|Written by Admin|
|Friday, 28 December 2007 01:06|
Clemson was lethargic, partly because disappointment was rampant following losses in three of the final four regular-season games, and the Tigers lost to Kentucky 28-20.
This postseason is much different. Optimism is abound with so many starters returning next season, and No. 15 Clemson (9-3) knows a victory over No. 22 Auburn (8-4) on Monday in the Chick-fil-A Bowl will go a long way toward next year.
Clemson looked ready to fold again this season, their 4-0 start wiped out with consecutive defeats to Georgia Tech and Virginia Tech. But they've fought back several times down the stretch.
``That what makes this team so unique is that we did lose a couple of early games but fought back and put ourselves in contention,'' Austin said.
Clemson reeled off four straight victories to set up a showdown for the Atlantic Coast Conference title game with the Boston College.
The Tigers showed their mettle against the Eagles, moving ahead in the final quarter and nearly rallying at the end in a 20-17 loss.
A week later, Clemson needed another comeback to squeak past rival South Carolina. Quarterback Cullen Harper connected on four passes with receiver Aaron Kelly - including back-to-back throws of 14 and 12 yards after facing third-and-18 - that led to Mark Buchholz's 35-yard game-winning field goal.
``To be on the winning track and to get an opportunity to play in a huge bowl game,'' Austin says, ``we're excited about that.''
Clemson coach Tommy Bowden spoke to his team about their chance to make history - no group of Tigers has reached 10 victories in 17 years.
Just as important, Bowden stressed, is what success on New Year's Eve can mean to his team, which is expected to have as many as 18 starters returning next fall.
``If you want a chance to jump on the radar and set a standard and try to maintain and exceed the standard, then I think winning is important,'' Bowden said. ``It's the last signature that this puts out to the public.''
Several standout juniors, like running back James Davis, defensive lineman Phillip Merling and safety Michael Hamlin, could have decisions about leaving early for the NFL draft.

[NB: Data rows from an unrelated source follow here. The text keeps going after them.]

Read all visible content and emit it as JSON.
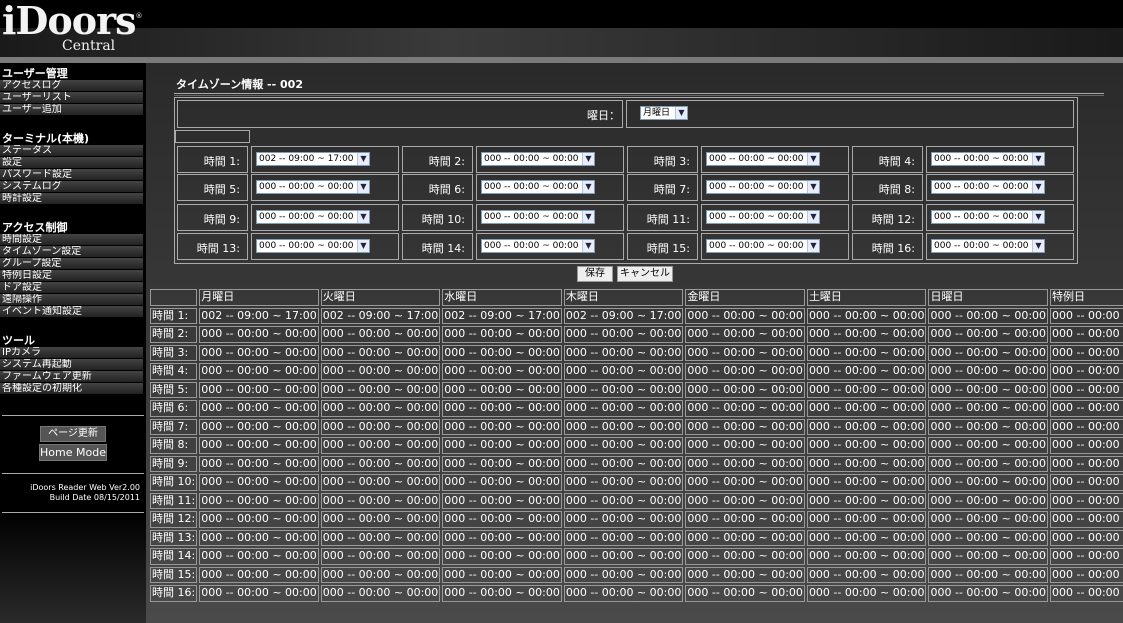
{
  "header": {
    "logo_brand": "iDoors",
    "logo_reg": "®",
    "logo_sub": "Central"
  },
  "sidebar": {
    "sections": [
      {
        "title": "ユーザー管理",
        "items": [
          "アクセスログ",
          "ユーザーリスト",
          "ユーザー追加"
        ]
      },
      {
        "title": "ターミナル(本機)",
        "items": [
          "ステータス",
          "設定",
          "パスワード設定",
          "システムログ",
          "時計設定"
        ]
      },
      {
        "title": "アクセス制御",
        "items": [
          "時間設定",
          "タイムゾーン設定",
          "グループ設定",
          "特例日設定",
          "ドア設定",
          "遠隔操作",
          "イベント通知設定"
        ]
      },
      {
        "title": "ツール",
        "items": [
          "IPカメラ",
          "システム再起動",
          "ファームウェア更新",
          "各種設定の初期化"
        ]
      }
    ],
    "refresh_label": "ページ更新",
    "home_label": "Home Mode",
    "version_line1": "iDoors Reader Web Ver2.00",
    "version_line2": "Build Date 08/15/2011"
  },
  "main": {
    "title": "タイムゾーン情報 -- 002",
    "weekday_label": "曜日：",
    "weekday_value": "月曜日",
    "slots": [
      {
        "label": "時間 1:",
        "value": "002 -- 09:00 ~ 17:00"
      },
      {
        "label": "時間 2:",
        "value": "000 -- 00:00 ~ 00:00"
      },
      {
        "label": "時間 3:",
        "value": "000 -- 00:00 ~ 00:00"
      },
      {
        "label": "時間 4:",
        "value": "000 -- 00:00 ~ 00:00"
      },
      {
        "label": "時間 5:",
        "value": "000 -- 00:00 ~ 00:00"
      },
      {
        "label": "時間 6:",
        "value": "000 -- 00:00 ~ 00:00"
      },
      {
        "label": "時間 7:",
        "value": "000 -- 00:00 ~ 00:00"
      },
      {
        "label": "時間 8:",
        "value": "000 -- 00:00 ~ 00:00"
      },
      {
        "label": "時間 9:",
        "value": "000 -- 00:00 ~ 00:00"
      },
      {
        "label": "時間 10:",
        "value": "000 -- 00:00 ~ 00:00"
      },
      {
        "label": "時間 11:",
        "value": "000 -- 00:00 ~ 00:00"
      },
      {
        "label": "時間 12:",
        "value": "000 -- 00:00 ~ 00:00"
      },
      {
        "label": "時間 13:",
        "value": "000 -- 00:00 ~ 00:00"
      },
      {
        "label": "時間 14:",
        "value": "000 -- 00:00 ~ 00:00"
      },
      {
        "label": "時間 15:",
        "value": "000 -- 00:00 ~ 00:00"
      },
      {
        "label": "時間 16:",
        "value": "000 -- 00:00 ~ 00:00"
      }
    ],
    "save_label": "保存",
    "cancel_label": "キャンセル",
    "schedule": {
      "columns": [
        "月曜日",
        "火曜日",
        "水曜日",
        "木曜日",
        "金曜日",
        "土曜日",
        "日曜日",
        "特例日"
      ],
      "row_labels": [
        "時間 1:",
        "時間 2:",
        "時間 3:",
        "時間 4:",
        "時間 5:",
        "時間 6:",
        "時間 7:",
        "時間 8:",
        "時間 9:",
        "時間 10:",
        "時間 11:",
        "時間 12:",
        "時間 13:",
        "時間 14:",
        "時間 15:",
        "時間 16:"
      ],
      "first_row": [
        "002 -- 09:00 ~ 17:00",
        "002 -- 09:00 ~ 17:00",
        "002 -- 09:00 ~ 17:00",
        "002 -- 09:00 ~ 17:00",
        "000 -- 00:00 ~ 00:00",
        "000 -- 00:00 ~ 00:00",
        "000 -- 00:00 ~ 00:00",
        "000 -- 00:00 ~ 00:00"
      ],
      "empty_value": "000 -- 00:00 ~ 00:00"
    }
  }
}
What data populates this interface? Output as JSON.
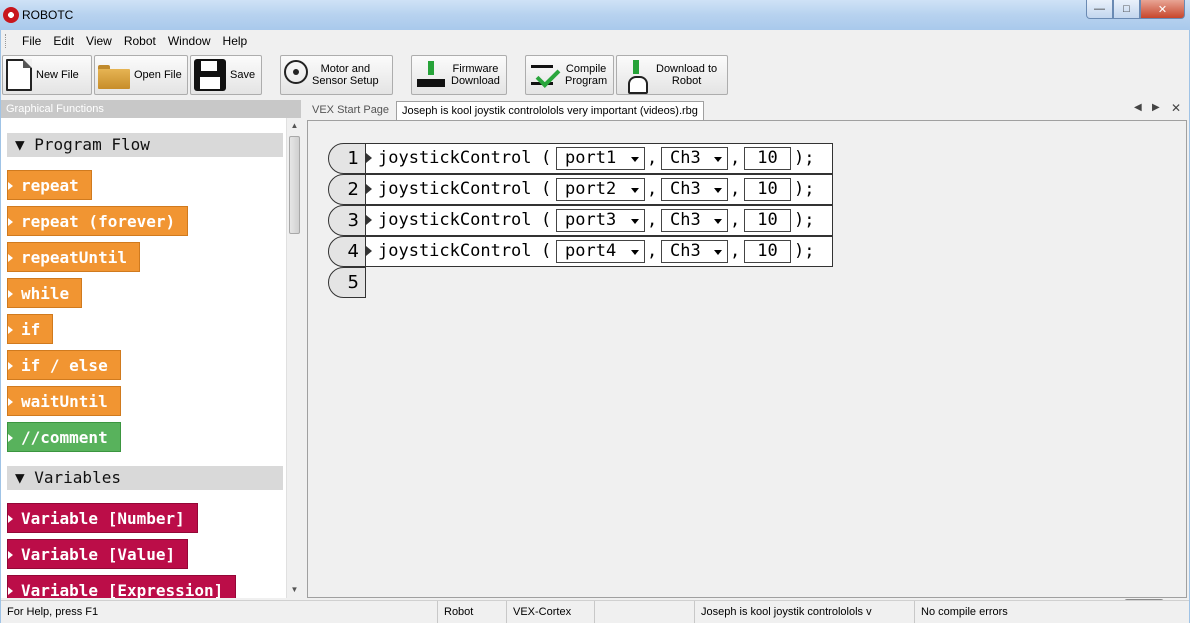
{
  "window": {
    "title": "ROBOTC",
    "minimize": "—",
    "maximize": "□",
    "close": "✕"
  },
  "menu": [
    "File",
    "Edit",
    "View",
    "Robot",
    "Window",
    "Help"
  ],
  "toolbar": {
    "new_file": "New File",
    "open_file": "Open File",
    "save": "Save",
    "motor_l1": "Motor and",
    "motor_l2": "Sensor Setup",
    "firmware_l1": "Firmware",
    "firmware_l2": "Download",
    "compile_l1": "Compile",
    "compile_l2": "Program",
    "download_l1": "Download to",
    "download_l2": "Robot"
  },
  "panel": {
    "header": "Graphical Functions",
    "sections": {
      "program_flow": "▼ Program Flow",
      "variables": "▼ Variables"
    },
    "program_flow": [
      "repeat",
      "repeat (forever)",
      "repeatUntil",
      "while",
      "if",
      "if / else",
      "waitUntil",
      "//comment"
    ],
    "variables": [
      "Variable [Number]",
      "Variable [Value]",
      "Variable [Expression]"
    ]
  },
  "tabs": {
    "start_page": "VEX Start Page",
    "active": "Joseph is kool  joystik contrololols very important (videos).rbg"
  },
  "code": {
    "line_numbers": [
      "1",
      "2",
      "3",
      "4",
      "5"
    ],
    "func": "joystickControl",
    "open_paren": "(",
    "comma": ",",
    "close": ");",
    "rows": [
      {
        "port": "port1",
        "channel": "Ch3",
        "value": "10"
      },
      {
        "port": "port2",
        "channel": "Ch3",
        "value": "10"
      },
      {
        "port": "port3",
        "channel": "Ch3",
        "value": "10"
      },
      {
        "port": "port4",
        "channel": "Ch3",
        "value": "10"
      }
    ]
  },
  "status": {
    "help": "For Help, press F1",
    "mode": "Robot",
    "platform": "VEX-Cortex",
    "file": "Joseph is kool  joystik contrololols v",
    "compile": "No compile errors"
  },
  "colors": {
    "flow_block": "#f19532",
    "comment_block": "#58b25c",
    "variable_block": "#bb0d48"
  },
  "icons": [
    "robotc-app-icon",
    "new-file-icon",
    "open-folder-icon",
    "save-disk-icon",
    "motor-sensor-icon",
    "firmware-chip-icon",
    "compile-check-icon",
    "download-robot-icon",
    "trash-recycle-icon"
  ]
}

Davis, just 8 yards shy of his second straight 1,000-yard season, said the success down the stretch has improved the team's attitude and desire to keep it going. ``That's obviously a big deal,'' he said.
Plus, the Tigers don't want to go through what they did after last season. Bowden has said several times that his team's eight victories a year ago gave him nothing but ``eight months of headaches.''

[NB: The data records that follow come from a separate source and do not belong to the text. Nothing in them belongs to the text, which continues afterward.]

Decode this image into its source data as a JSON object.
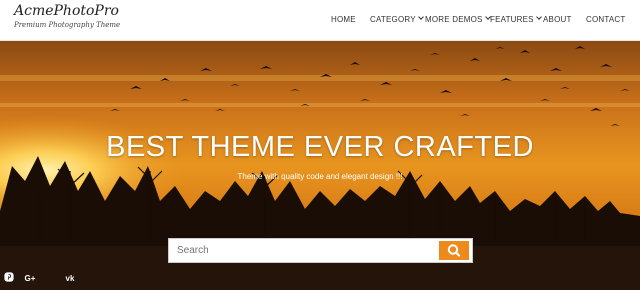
{
  "site": {
    "title": "AcmePhotoPro",
    "tagline": "Premium Photography Theme"
  },
  "nav": {
    "items": [
      {
        "label": "HOME",
        "dropdown": false
      },
      {
        "label": "CATEGORY",
        "dropdown": true
      },
      {
        "label": "MORE DEMOS",
        "dropdown": true
      },
      {
        "label": "FEATURES",
        "dropdown": true
      },
      {
        "label": "ABOUT",
        "dropdown": false
      },
      {
        "label": "CONTACT",
        "dropdown": false
      }
    ]
  },
  "hero": {
    "title": "BEST THEME EVER CRAFTED",
    "subtitle": "Theme with quality code and elegant design !!!",
    "background": "sunset photo with flying birds and silhouetted trees"
  },
  "search": {
    "placeholder": "Search",
    "button_icon": "search-icon"
  },
  "social": {
    "icons": [
      "instagram-icon",
      "google-plus-icon",
      "pinterest-icon",
      "vk-icon"
    ],
    "labels": [
      "",
      "G+",
      "",
      "vk"
    ]
  },
  "colors": {
    "accent": "#ec8a1c",
    "header_bg": "#ffffff",
    "text_dark": "#333333"
  }
}
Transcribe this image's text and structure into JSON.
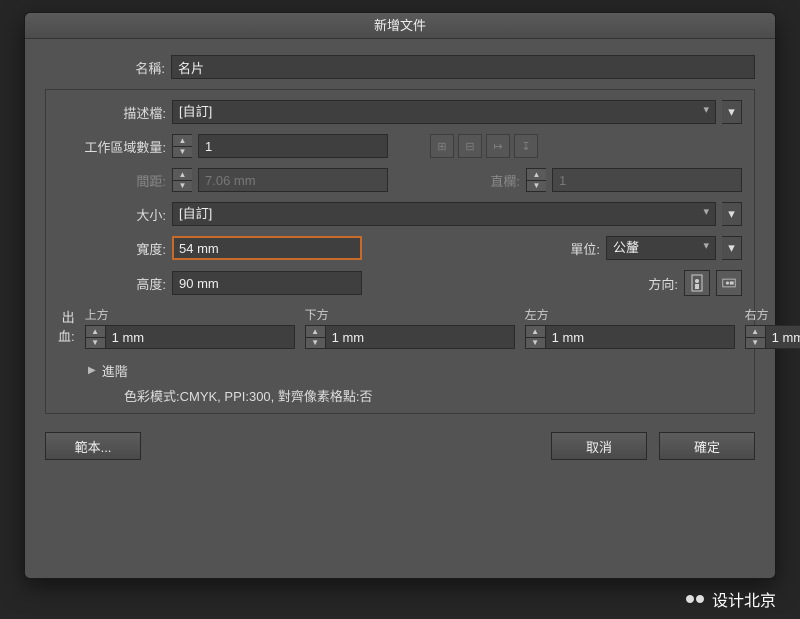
{
  "title": "新增文件",
  "name_label": "名稱:",
  "name_value": "名片",
  "profile_label": "描述檔:",
  "profile_value": "[自訂]",
  "artboards_label": "工作區域數量:",
  "artboards_value": "1",
  "spacing_label": "間距:",
  "spacing_value": "7.06 mm",
  "columns_label": "直欄:",
  "columns_value": "1",
  "size_label": "大小:",
  "size_value": "[自訂]",
  "width_label": "寬度:",
  "width_value": "54 mm",
  "units_label": "單位:",
  "units_value": "公釐",
  "height_label": "高度:",
  "height_value": "90 mm",
  "orient_label": "方向:",
  "bleed_label": "出血:",
  "bleed": {
    "top_label": "上方",
    "top": "1 mm",
    "bottom_label": "下方",
    "bottom": "1 mm",
    "left_label": "左方",
    "left": "1 mm",
    "right_label": "右方",
    "right": "1 mm"
  },
  "advanced_label": "進階",
  "summary": "色彩模式:CMYK, PPI:300, 對齊像素格點:否",
  "templates_btn": "範本...",
  "cancel_btn": "取消",
  "ok_btn": "確定",
  "watermark": "设计北京"
}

The bowl loss to Kentucky ``kind of overshadowed the whole offseason and kind of put us in a bad light,'' Kelly said.
Since the end of the season, Bowden's agreed to a new deal that will tie him to the Tigers through 2014, and should end the headaches.
Bowl workouts haven't gone without incident. Starting linebackers Tramaine Billie and Nick Watkins, and offensive lineman Christian Capote, are out because of academics. And linebacker Cortney Vincent's status is up in the air after his arrest.
Through it all, Harper thinks the players have kept their eyes on the game - something he didn't see a year ago.
``There's a lot out there for us to take,'' Harper said. ``We have a chance to finish this season off and be really special. ... There's a lot of good things that can happen for us next year and that's even more of an incentive for us to go out and play well.''